(DATASET EXCERPTS)
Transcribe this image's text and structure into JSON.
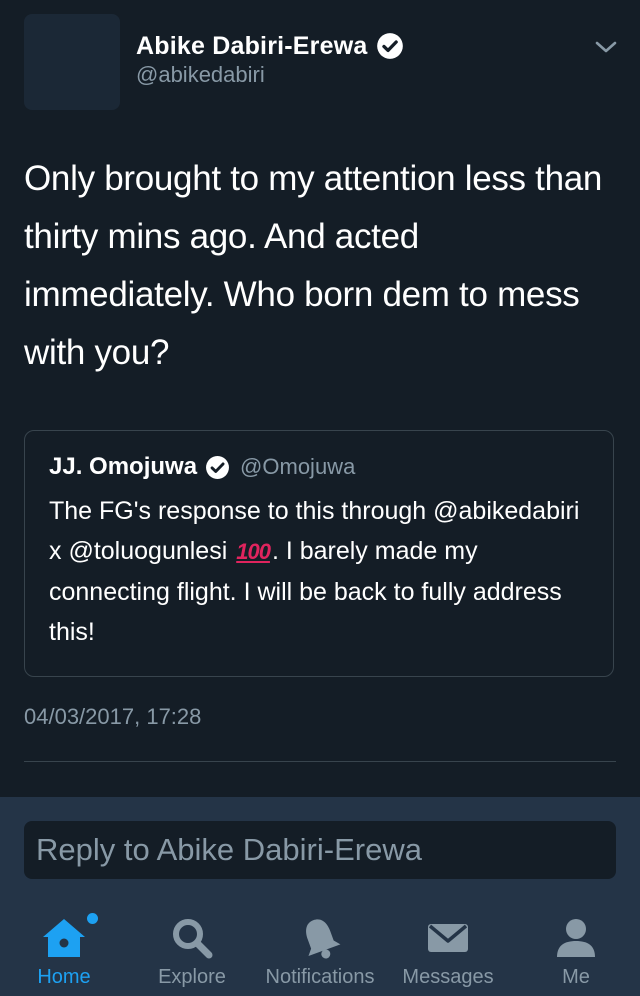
{
  "tweet": {
    "author_name": "Abike Dabiri-Erewa",
    "author_handle": "@abikedabiri",
    "text": "Only brought to my attention less than thirty mins ago. And acted immediately. Who born dem to mess with you?",
    "timestamp": "04/03/2017, 17:28",
    "verified": true
  },
  "quoted_tweet": {
    "author_name": "JJ. Omojuwa",
    "author_handle": "@Omojuwa",
    "text_before_emoji": "The FG's response to this through @abikedabiri x @toluogunlesi",
    "emoji": "💯",
    "emoji_text": "100",
    "text_after_emoji": ". I barely made my connecting flight. I will be back to fully address this!",
    "verified": true
  },
  "reply": {
    "placeholder": "Reply to Abike Dabiri-Erewa"
  },
  "tabs": [
    {
      "label": "Home",
      "icon": "home-icon",
      "active": true,
      "has_dot": true
    },
    {
      "label": "Explore",
      "icon": "search-icon",
      "active": false
    },
    {
      "label": "Notifications",
      "icon": "bell-icon",
      "active": false
    },
    {
      "label": "Messages",
      "icon": "envelope-icon",
      "active": false
    },
    {
      "label": "Me",
      "icon": "person-icon",
      "active": false
    }
  ],
  "colors": {
    "background": "#141d26",
    "bar_background": "#243447",
    "accent": "#1da1f2",
    "secondary_text": "#8899a6",
    "border": "#38444d"
  }
}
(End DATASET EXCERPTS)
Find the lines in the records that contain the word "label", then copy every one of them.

      "label": "Home",
      "label": "Explore",
      "label": "Notifications",
      "label": "Messages",
      "label": "Me",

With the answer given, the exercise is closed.